Abhay Ashtekar to be honored by the American Physical Society on October 23 for his commendable work.
The American Professor with the Indian origin, Abhay Ashtekar is going to be honored with the illustrious Einstein Prize along with $10,000 as an award on October 23, 2018, by American Physical Society, APS. After nearly four decades of outstanding accomplishment in his scientific engagement with gravitational science and owing to his commendable work, Abhay Ashtekar is all set to receive the Einstein Prize.
Speaking about his achievement, Abhay Ashtekar told IANS, “The prize is special because it is the highest honor bestowed by APS in the broad area of gravitational science. The first Einstein prize was awarded jointly to Peter Bergmann and John Wheeler, who introduced general relativity to the American universities by creating research groups. Perhaps because the first award often sets the tone, subsequent prizes have come to recognize ‘lifetime achievements. So the news was deeply satisfying.”
Ashtekar pursued his higher studies in India when his passion for physics began. He said, “At first I knew only Marathi literature –that is my mother tongue and was the medium of instruction until I was 11. Then was exposed to Hindi and English literature and realized how deeply literature is tied to specific cultures. What is considered great in one language or context could well be mediocre in another. At the same time, I learned Newton’s laws and universality of gravity — what makes the apple fall on earth also makes the planets go around the sun. This was stunning by itself.”
The most remarkable thing what he found was that, unlike art and literature, which are totally tied to human conditions, Newton’s laws transcend both. It was striking to him that the same Newton’s laws were taught and adored in India as in China, Japan, and the West.
Thereafter, in college fundamental physics seemed to him to be the deepest and purest way to pursue an understanding of Nature (the external world). In graduate school, he chose to work in general relativity, cosmology and quantum physics because he thought that is where the most fundamental questions about space, time and the nature of the physical universe were discussed.
When Ashtekar was asked if physicists in India are producing world-class research, he proudly answered that there are extremely talented physicists in India who are making first-rate contributions to pure physics in areas he has had first-hand acquaintance with. He even said that he is particularly pleased by the ‘LIGO-India’ project that is now placing India firmly in the front ranks of international efforts.
According to Ashtekar, between 5 and 10 years from now; the Inter-University Centre for Astronomy and Astrophysics in Pune, in particular, will play an important role in the major discoveries that will be made with the international network of gravitational wave observatories.
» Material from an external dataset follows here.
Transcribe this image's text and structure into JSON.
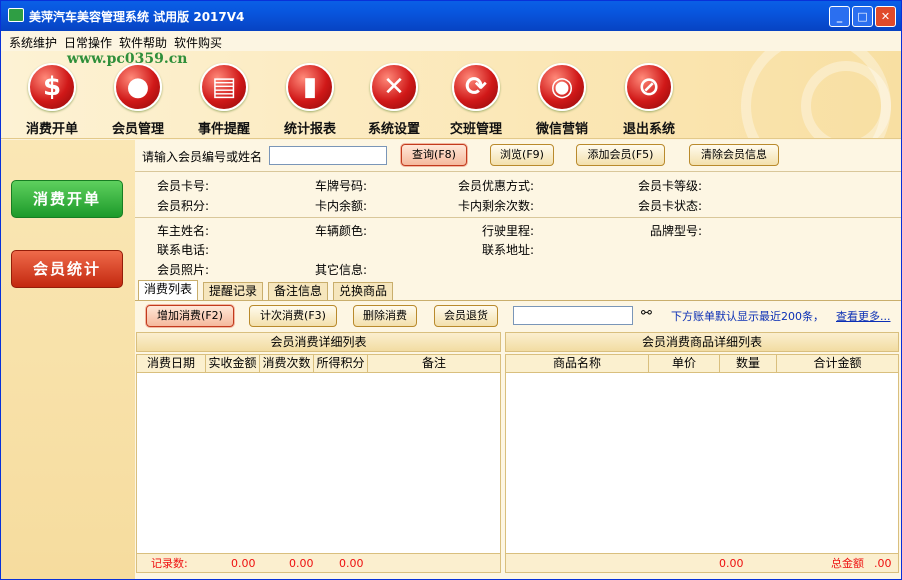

He says India is ahead of China in this area, as for an instance he said that at times, his colleagues in other areas of physics, tell him that this is not the case in their field; that there is a lot of good research but not enough ‘great’ research that gets published in most of the visible journals.